▶ [Task goal]
Only text belongs in your copy of the listing below; reproduce it exactly and leave out the pictures.

▶ [Exercise input]

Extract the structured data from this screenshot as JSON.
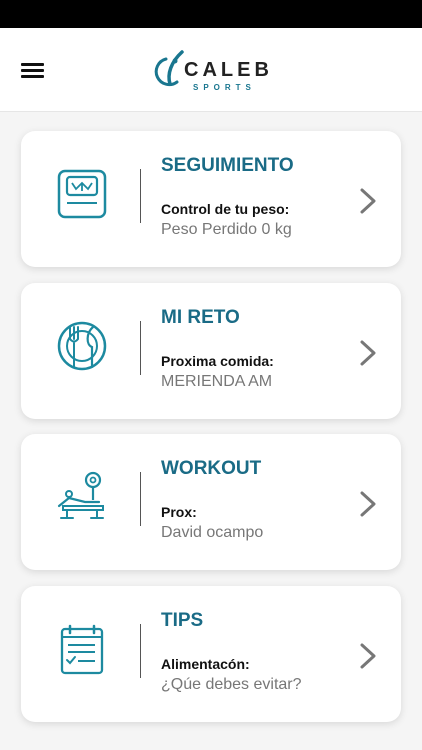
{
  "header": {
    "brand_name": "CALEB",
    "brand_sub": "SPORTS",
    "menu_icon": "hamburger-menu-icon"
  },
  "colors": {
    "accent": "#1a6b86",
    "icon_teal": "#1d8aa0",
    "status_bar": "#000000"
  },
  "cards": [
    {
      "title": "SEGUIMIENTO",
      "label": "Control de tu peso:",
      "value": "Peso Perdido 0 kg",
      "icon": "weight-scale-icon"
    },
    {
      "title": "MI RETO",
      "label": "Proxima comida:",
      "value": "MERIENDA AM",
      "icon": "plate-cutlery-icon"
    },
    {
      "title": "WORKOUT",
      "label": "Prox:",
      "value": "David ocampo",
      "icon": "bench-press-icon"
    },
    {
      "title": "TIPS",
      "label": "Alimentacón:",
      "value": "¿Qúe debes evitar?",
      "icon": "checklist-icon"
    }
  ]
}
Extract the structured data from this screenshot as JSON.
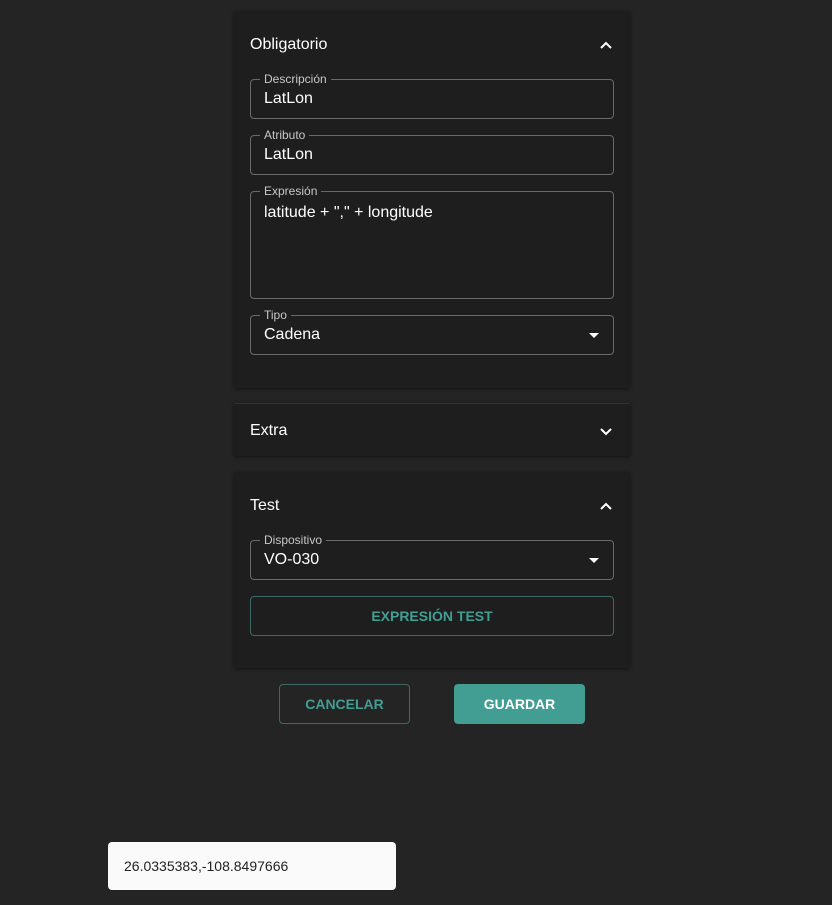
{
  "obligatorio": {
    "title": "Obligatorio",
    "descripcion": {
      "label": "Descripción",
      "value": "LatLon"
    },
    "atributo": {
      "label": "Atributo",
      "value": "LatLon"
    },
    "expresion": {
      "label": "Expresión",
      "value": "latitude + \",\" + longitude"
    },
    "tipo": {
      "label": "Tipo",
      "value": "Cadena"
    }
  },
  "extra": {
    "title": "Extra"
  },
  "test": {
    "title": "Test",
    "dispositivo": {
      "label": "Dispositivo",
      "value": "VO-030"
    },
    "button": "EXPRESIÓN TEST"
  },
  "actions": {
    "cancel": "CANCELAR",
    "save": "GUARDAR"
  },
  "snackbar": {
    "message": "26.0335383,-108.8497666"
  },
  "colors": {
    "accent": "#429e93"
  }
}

▶ [Solution for this task]
Extract the structured data from this screenshot as JSON.
{
  "header": {
    "brand_name": "CALEB",
    "brand_sub": "SPORTS",
    "menu_icon": "hamburger-menu-icon"
  },
  "colors": {
    "accent": "#1a6b86",
    "icon_teal": "#1d8aa0",
    "status_bar": "#000000"
  },
  "cards": [
    {
      "title": "SEGUIMIENTO",
      "label": "Control de tu peso:",
      "value": "Peso Perdido 0 kg",
      "icon": "weight-scale-icon"
    },
    {
      "title": "MI RETO",
      "label": "Proxima comida:",
      "value": "MERIENDA AM",
      "icon": "plate-cutlery-icon"
    },
    {
      "title": "WORKOUT",
      "label": "Prox:",
      "value": "David ocampo",
      "icon": "bench-press-icon"
    },
    {
      "title": "TIPS",
      "label": "Alimentacón:",
      "value": "¿Qúe debes evitar?",
      "icon": "checklist-icon"
    }
  ]
}
Extract the structured data from this screenshot as JSON.
{
  "obligatorio": {
    "title": "Obligatorio",
    "descripcion": {
      "label": "Descripción",
      "value": "LatLon"
    },
    "atributo": {
      "label": "Atributo",
      "value": "LatLon"
    },
    "expresion": {
      "label": "Expresión",
      "value": "latitude + \",\" + longitude"
    },
    "tipo": {
      "label": "Tipo",
      "value": "Cadena"
    }
  },
  "extra": {
    "title": "Extra"
  },
  "test": {
    "title": "Test",
    "dispositivo": {
      "label": "Dispositivo",
      "value": "VO-030"
    },
    "button": "EXPRESIÓN TEST"
  },
  "actions": {
    "cancel": "CANCELAR",
    "save": "GUARDAR"
  },
  "snackbar": {
    "message": "26.0335383,-108.8497666"
  },
  "colors": {
    "accent": "#429e93"
  }
}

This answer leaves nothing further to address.